With just 50 seats per carriage, 1,050 of those 1,500 potential passengers would have to stand.
Running between Reading to the west of London and Shenfield to the east, the train's boast features including intelligent lighting and temperature control systems, and will use up to 30 per cent less energy through regenerating electricity back into the power supply when braking.
In language perhaps more befitting of a home furnishings catalogue than a local transport authority, TFL said: "The interior design and colour palette has been carefully selected to provide an accessible and welcoming environment. The design includes darker floors and natural finish materials that will wear in, and not wear out, ensuring they retain their high-quality feel for years to come. The light coloured ceilings also maximise the feeling of height and openness inside the new trains."
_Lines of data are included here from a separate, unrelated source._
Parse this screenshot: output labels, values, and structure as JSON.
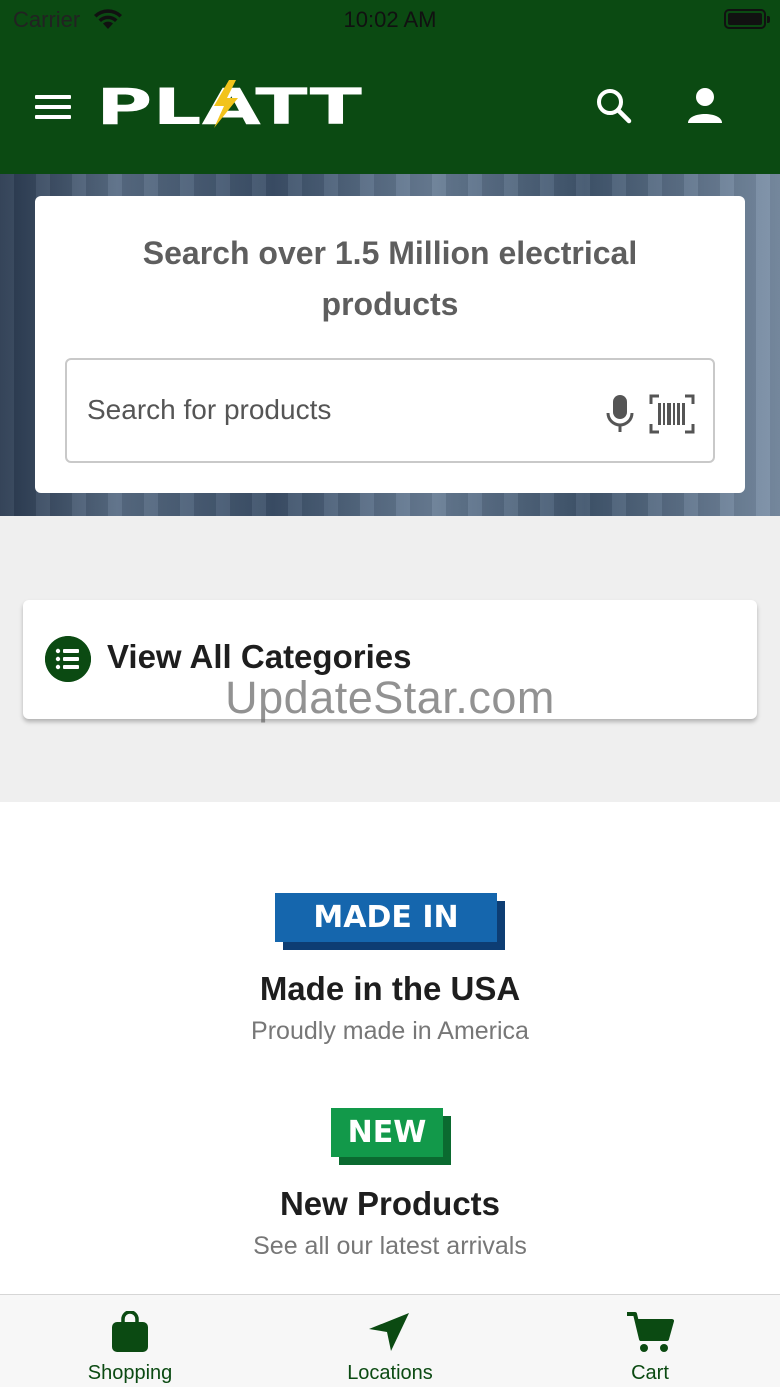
{
  "status_bar": {
    "carrier": "Carrier",
    "time": "10:02 AM"
  },
  "header": {
    "logo_text": "PLATT",
    "brand_color": "#0b4a12",
    "accent_color": "#f2c31b"
  },
  "hero": {
    "title": "Search over 1.5 Million electrical products",
    "search_placeholder": "Search for products"
  },
  "categories": {
    "label": "View All Categories"
  },
  "watermark": "UpdateStar.com",
  "features": [
    {
      "badge": "MADE IN USA",
      "title": "Made in the USA",
      "subtitle": "Proudly made in America",
      "badge_color": "#1566ad"
    },
    {
      "badge": "NEW",
      "title": "New Products",
      "subtitle": "See all our latest arrivals",
      "badge_color": "#12994a"
    }
  ],
  "tabs": [
    {
      "label": "Shopping",
      "icon": "shopping-bag-icon"
    },
    {
      "label": "Locations",
      "icon": "location-arrow-icon"
    },
    {
      "label": "Cart",
      "icon": "cart-icon"
    }
  ]
}
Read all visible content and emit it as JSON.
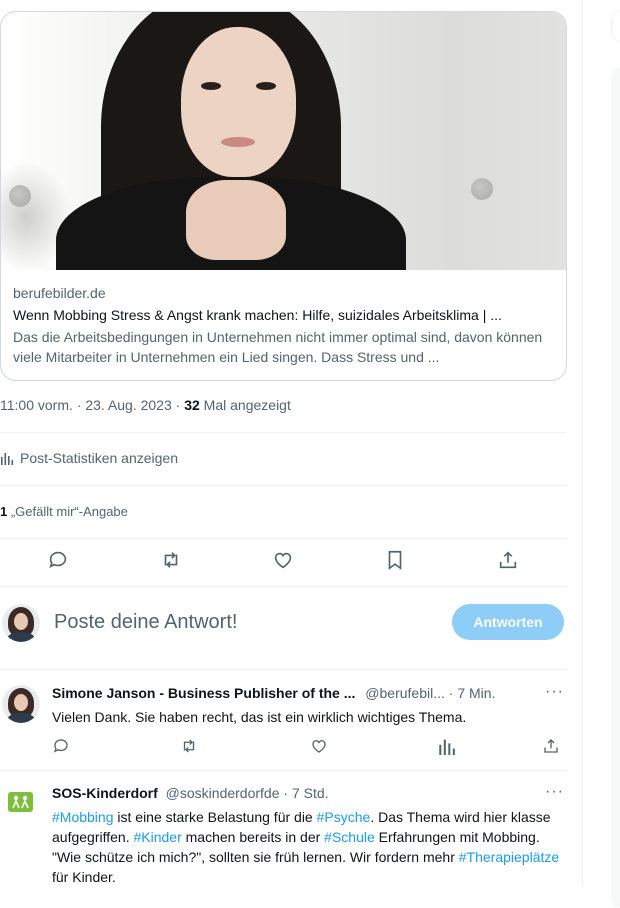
{
  "link_card": {
    "domain": "berufebilder.de",
    "title": "Wenn Mobbing Stress & Angst krank machen: Hilfe, suizidales Arbeitsklima | ...",
    "description": "Das die Arbeitsbedingungen in Unternehmen nicht immer optimal sind, davon können viele Mitarbeiter in Unternehmen ein Lied singen. Dass Stress und ..."
  },
  "post_meta": {
    "time": "11:00 vorm.",
    "sep1": " · ",
    "date": "23. Aug. 2023",
    "sep2": " · ",
    "views": "32",
    "views_label": " Mal angezeigt"
  },
  "stats_link": "Post-Statistiken anzeigen",
  "likes": {
    "count": "1",
    "label": " „Gefällt mir“-Angabe"
  },
  "actions": [
    "reply-icon",
    "repost-icon",
    "like-icon",
    "bookmark-icon",
    "share-icon"
  ],
  "reply_box": {
    "placeholder": "Poste deine Antwort!",
    "button": "Antworten"
  },
  "replies": [
    {
      "name": "Simone Janson - Business Publisher of the ...",
      "handle": "@berufebil...",
      "time": "7 Min.",
      "more": "···",
      "text": "Vielen Dank. Sie haben recht, das ist ein wirklich wichtiges Thema."
    },
    {
      "name": "SOS-Kinderdorf",
      "handle": "@soskinderdorfde",
      "time": "7 Std.",
      "more": "···",
      "segments": [
        {
          "t": "#Mobbing",
          "tag": true
        },
        {
          "t": " ist eine starke Belastung für die ",
          "tag": false
        },
        {
          "t": "#Psyche",
          "tag": true
        },
        {
          "t": ". Das Thema wird hier klasse aufgegriffen. ",
          "tag": false
        },
        {
          "t": "#Kinder",
          "tag": true
        },
        {
          "t": " machen bereits in der ",
          "tag": false
        },
        {
          "t": "#Schule",
          "tag": true
        },
        {
          "t": " Erfahrungen mit Mobbing. \"Wie schütze ich mich?\", sollten sie früh lernen. Wir fordern mehr ",
          "tag": false
        },
        {
          "t": "#Therapieplätze",
          "tag": true
        },
        {
          "t": " für Kinder.",
          "tag": false
        }
      ]
    }
  ],
  "colors": {
    "link": "#1d9bf0",
    "button": "#8ecdf8",
    "muted": "#536471",
    "sos": "#7dbe3c"
  }
}
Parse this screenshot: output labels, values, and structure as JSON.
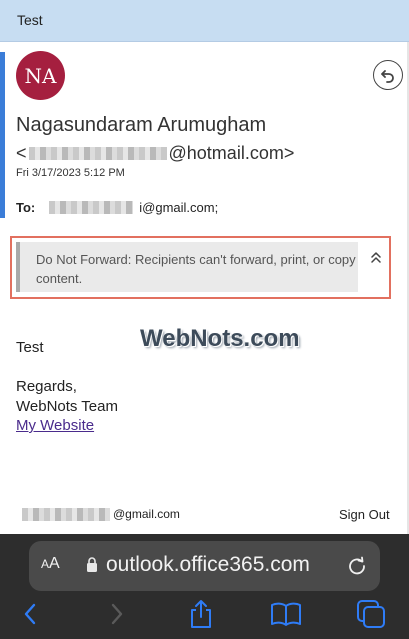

London mayor Boris Johnson said: "It's fantastic to think that these sleek new trains will soon be transporting millions of people across our great city and beyond. They're feature packed, eye-catching machines that showcase the best of British design and engineering. They'll add vital capacity to our rail network and will help to ensure our economy continues its onward journey full-steam ahead. The largest construction project in Europe is another tantalising step closer to becoming a brand new working railway for the Capital."
Rail Minister Claire Perry said: "I am delighted that these British-built trains have been designed with customers at their heart, with onboard facilities that are fit for a truly 21st century rail link. The spacious layout and longer trains will provide a significant boost to London's rail capacity, meaning better journeys for passengers, and transforming the way people travel between east and west. I look forward to seeing the first train off the Derby production line next year."